(THE PROBLEM): A verbatim reproduction of all the entries is needed.

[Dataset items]
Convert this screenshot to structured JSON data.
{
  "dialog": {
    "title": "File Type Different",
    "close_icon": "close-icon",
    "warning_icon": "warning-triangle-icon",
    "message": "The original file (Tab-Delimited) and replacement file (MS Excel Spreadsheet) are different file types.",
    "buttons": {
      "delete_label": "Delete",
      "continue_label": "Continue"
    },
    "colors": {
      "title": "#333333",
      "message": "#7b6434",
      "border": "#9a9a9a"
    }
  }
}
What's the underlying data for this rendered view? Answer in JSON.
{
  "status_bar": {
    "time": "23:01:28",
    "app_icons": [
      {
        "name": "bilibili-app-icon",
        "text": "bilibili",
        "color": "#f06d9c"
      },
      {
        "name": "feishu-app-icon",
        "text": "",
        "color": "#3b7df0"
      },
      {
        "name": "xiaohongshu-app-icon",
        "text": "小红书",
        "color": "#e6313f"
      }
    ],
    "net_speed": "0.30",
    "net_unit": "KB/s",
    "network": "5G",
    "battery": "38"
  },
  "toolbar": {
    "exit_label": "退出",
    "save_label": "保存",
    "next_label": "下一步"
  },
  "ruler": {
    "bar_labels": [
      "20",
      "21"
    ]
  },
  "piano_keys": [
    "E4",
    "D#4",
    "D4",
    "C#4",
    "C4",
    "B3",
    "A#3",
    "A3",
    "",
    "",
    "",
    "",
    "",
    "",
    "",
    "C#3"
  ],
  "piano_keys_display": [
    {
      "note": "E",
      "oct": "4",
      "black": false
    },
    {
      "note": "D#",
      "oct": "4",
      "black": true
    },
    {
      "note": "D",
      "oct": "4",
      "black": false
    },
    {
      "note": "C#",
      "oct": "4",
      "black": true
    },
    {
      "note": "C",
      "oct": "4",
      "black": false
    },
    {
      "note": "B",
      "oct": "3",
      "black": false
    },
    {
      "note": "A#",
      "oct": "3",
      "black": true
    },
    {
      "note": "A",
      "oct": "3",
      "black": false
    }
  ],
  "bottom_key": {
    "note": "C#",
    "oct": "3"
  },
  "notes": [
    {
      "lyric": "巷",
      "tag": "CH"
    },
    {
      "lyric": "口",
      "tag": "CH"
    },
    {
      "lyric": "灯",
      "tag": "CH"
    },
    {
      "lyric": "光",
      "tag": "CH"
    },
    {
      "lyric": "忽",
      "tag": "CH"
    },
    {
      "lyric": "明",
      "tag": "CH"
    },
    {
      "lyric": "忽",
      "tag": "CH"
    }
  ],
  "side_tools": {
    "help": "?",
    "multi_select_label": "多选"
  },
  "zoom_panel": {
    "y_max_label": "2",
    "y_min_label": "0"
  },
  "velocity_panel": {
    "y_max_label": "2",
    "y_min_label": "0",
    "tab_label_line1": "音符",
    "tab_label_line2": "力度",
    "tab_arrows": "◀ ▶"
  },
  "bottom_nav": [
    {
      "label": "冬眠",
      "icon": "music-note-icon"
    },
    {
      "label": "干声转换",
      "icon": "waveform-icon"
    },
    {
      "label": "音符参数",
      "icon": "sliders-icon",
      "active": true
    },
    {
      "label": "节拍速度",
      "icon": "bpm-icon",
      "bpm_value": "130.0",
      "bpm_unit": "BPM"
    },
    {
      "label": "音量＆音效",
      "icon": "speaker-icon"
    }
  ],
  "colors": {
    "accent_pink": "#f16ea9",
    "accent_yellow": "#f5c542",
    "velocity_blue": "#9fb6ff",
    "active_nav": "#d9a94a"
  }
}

(THE COMPLETED TASK):
Convert this screenshot to structured JSON data.
{
  "dialog": {
    "title": "File Type Different",
    "close_icon": "close-icon",
    "warning_icon": "warning-triangle-icon",
    "message": "The original file (Tab-Delimited) and replacement file (MS Excel Spreadsheet) are different file types.",
    "buttons": {
      "delete_label": "Delete",
      "continue_label": "Continue"
    },
    "colors": {
      "title": "#333333",
      "message": "#7b6434",
      "border": "#9a9a9a"
    }
  }
}
What's the underlying data for this rendered view? Answer in JSON.
{
  "status_bar": {
    "time": "23:01:28",
    "app_icons": [
      {
        "name": "bilibili-app-icon",
        "text": "bilibili",
        "color": "#f06d9c"
      },
      {
        "name": "feishu-app-icon",
        "text": "",
        "color": "#3b7df0"
      },
      {
        "name": "xiaohongshu-app-icon",
        "text": "小红书",
        "color": "#e6313f"
      }
    ],
    "net_speed": "0.30",
    "net_unit": "KB/s",
    "network": "5G",
    "battery": "38"
  },
  "toolbar": {
    "exit_label": "退出",
    "save_label": "保存",
    "next_label": "下一步"
  },
  "ruler": {
    "bar_labels": [
      "20",
      "21"
    ]
  },
  "piano_keys": [
    "E4",
    "D#4",
    "D4",
    "C#4",
    "C4",
    "B3",
    "A#3",
    "A3",
    "",
    "",
    "",
    "",
    "",
    "",
    "",
    "C#3"
  ],
  "piano_keys_display": [
    {
      "note": "E",
      "oct": "4",
      "black": false
    },
    {
      "note": "D#",
      "oct": "4",
      "black": true
    },
    {
      "note": "D",
      "oct": "4",
      "black": false
    },
    {
      "note": "C#",
      "oct": "4",
      "black": true
    },
    {
      "note": "C",
      "oct": "4",
      "black": false
    },
    {
      "note": "B",
      "oct": "3",
      "black": false
    },
    {
      "note": "A#",
      "oct": "3",
      "black": true
    },
    {
      "note": "A",
      "oct": "3",
      "black": false
    }
  ],
  "bottom_key": {
    "note": "C#",
    "oct": "3"
  },
  "notes": [
    {
      "lyric": "巷",
      "tag": "CH"
    },
    {
      "lyric": "口",
      "tag": "CH"
    },
    {
      "lyric": "灯",
      "tag": "CH"
    },
    {
      "lyric": "光",
      "tag": "CH"
    },
    {
      "lyric": "忽",
      "tag": "CH"
    },
    {
      "lyric": "明",
      "tag": "CH"
    },
    {
      "lyric": "忽",
      "tag": "CH"
    }
  ],
  "side_tools": {
    "help": "?",
    "multi_select_label": "多选"
  },
  "zoom_panel": {
    "y_max_label": "2",
    "y_min_label": "0"
  },
  "velocity_panel": {
    "y_max_label": "2",
    "y_min_label": "0",
    "tab_label_line1": "音符",
    "tab_label_line2": "力度",
    "tab_arrows": "◀ ▶"
  },
  "bottom_nav": [
    {
      "label": "冬眠",
      "icon": "music-note-icon"
    },
    {
      "label": "干声转换",
      "icon": "waveform-icon"
    },
    {
      "label": "音符参数",
      "icon": "sliders-icon",
      "active": true
    },
    {
      "label": "节拍速度",
      "icon": "bpm-icon",
      "bpm_value": "130.0",
      "bpm_unit": "BPM"
    },
    {
      "label": "音量＆音效",
      "icon": "speaker-icon"
    }
  ],
  "colors": {
    "accent_pink": "#f16ea9",
    "accent_yellow": "#f5c542",
    "velocity_blue": "#9fb6ff",
    "active_nav": "#d9a94a"
  }
}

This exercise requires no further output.